## WHAT TO DO
Check every line below for the string "name". Copy the ones that have it.

========================================

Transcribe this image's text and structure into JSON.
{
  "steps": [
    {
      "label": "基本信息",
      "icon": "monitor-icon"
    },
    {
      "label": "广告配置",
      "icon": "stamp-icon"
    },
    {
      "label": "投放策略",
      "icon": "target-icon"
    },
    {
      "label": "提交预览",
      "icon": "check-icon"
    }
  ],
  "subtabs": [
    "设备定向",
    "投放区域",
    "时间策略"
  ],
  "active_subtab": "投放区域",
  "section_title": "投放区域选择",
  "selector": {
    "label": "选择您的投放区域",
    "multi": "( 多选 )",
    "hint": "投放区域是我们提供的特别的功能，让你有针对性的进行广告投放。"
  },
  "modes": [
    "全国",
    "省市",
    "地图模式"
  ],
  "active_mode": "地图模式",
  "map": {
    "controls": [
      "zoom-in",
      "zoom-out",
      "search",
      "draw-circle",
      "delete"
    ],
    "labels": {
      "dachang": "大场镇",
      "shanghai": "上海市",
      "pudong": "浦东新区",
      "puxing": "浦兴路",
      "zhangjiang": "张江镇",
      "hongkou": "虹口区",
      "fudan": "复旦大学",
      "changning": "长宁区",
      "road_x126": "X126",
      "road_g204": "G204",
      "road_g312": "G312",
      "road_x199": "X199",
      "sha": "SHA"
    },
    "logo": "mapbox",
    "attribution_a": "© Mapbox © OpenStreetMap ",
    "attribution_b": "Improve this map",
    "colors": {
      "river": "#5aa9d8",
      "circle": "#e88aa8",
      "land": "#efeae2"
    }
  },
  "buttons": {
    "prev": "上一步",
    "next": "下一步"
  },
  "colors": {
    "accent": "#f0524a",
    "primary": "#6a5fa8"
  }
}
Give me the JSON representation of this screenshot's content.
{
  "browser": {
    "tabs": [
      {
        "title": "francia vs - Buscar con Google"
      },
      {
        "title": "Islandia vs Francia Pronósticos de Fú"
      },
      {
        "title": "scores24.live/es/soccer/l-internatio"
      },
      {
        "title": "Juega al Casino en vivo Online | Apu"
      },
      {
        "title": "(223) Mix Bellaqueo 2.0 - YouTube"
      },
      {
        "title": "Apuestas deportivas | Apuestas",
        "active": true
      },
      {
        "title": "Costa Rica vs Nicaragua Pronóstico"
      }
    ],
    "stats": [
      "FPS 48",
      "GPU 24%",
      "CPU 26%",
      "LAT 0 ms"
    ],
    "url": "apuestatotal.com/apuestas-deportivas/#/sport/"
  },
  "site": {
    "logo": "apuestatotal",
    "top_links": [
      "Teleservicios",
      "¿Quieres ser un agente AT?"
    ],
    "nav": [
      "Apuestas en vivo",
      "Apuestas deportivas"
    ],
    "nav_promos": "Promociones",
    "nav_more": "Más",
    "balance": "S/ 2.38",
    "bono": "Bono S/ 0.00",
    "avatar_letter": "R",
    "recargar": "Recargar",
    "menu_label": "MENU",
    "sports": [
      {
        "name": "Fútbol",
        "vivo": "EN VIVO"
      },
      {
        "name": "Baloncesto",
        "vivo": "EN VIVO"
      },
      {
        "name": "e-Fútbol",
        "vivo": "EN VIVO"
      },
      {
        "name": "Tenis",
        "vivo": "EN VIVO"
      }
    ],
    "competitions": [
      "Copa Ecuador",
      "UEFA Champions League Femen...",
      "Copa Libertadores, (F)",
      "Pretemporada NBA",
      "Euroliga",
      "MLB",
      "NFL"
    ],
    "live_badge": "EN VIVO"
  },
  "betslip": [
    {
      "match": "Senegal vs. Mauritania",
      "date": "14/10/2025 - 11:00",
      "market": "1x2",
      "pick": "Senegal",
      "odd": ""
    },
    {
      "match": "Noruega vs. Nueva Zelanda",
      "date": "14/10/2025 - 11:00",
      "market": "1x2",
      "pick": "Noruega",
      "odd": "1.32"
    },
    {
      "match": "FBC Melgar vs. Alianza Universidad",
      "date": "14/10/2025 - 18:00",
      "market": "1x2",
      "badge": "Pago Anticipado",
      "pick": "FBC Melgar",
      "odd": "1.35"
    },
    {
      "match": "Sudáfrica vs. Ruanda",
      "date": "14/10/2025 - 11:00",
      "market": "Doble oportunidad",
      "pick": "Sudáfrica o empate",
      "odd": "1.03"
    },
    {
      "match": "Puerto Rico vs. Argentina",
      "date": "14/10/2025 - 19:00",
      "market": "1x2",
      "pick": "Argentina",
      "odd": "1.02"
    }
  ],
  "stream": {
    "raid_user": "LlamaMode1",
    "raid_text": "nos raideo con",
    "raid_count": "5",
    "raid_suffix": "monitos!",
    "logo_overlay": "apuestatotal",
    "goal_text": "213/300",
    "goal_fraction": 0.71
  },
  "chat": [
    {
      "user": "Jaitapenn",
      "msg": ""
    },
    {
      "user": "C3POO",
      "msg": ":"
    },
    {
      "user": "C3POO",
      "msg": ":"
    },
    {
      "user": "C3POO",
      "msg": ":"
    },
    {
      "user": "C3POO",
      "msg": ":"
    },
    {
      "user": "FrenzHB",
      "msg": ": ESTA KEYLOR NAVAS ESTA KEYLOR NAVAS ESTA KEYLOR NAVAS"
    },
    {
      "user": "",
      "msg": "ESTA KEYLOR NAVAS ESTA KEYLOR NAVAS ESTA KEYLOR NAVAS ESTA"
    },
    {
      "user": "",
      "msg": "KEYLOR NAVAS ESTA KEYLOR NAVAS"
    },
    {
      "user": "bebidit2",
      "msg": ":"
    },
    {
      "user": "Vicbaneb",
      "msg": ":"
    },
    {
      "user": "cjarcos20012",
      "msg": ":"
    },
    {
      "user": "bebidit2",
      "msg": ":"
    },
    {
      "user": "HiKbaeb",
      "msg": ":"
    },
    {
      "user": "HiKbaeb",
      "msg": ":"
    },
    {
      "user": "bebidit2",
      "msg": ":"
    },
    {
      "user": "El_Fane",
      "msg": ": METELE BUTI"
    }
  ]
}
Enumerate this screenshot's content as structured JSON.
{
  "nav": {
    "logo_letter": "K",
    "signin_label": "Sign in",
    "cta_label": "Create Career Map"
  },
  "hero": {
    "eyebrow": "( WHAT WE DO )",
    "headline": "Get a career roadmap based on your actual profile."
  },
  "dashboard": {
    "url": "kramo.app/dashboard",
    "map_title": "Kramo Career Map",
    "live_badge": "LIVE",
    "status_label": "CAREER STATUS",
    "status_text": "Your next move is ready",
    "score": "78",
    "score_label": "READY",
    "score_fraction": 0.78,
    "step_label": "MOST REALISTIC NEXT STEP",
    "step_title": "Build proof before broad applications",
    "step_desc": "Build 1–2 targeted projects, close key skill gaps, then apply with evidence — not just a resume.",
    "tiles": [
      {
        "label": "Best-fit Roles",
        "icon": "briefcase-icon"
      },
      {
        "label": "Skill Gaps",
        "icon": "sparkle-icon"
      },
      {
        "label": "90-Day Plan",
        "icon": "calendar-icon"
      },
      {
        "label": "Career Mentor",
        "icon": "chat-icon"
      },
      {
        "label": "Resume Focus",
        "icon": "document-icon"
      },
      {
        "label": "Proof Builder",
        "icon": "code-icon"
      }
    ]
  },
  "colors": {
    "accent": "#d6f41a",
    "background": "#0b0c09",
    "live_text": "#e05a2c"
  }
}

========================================

## WRITTEN ANSWER
        "name": "Fútbol",
        "name": "Baloncesto",
        "name": "e-Fútbol",
        "name": "Tenis",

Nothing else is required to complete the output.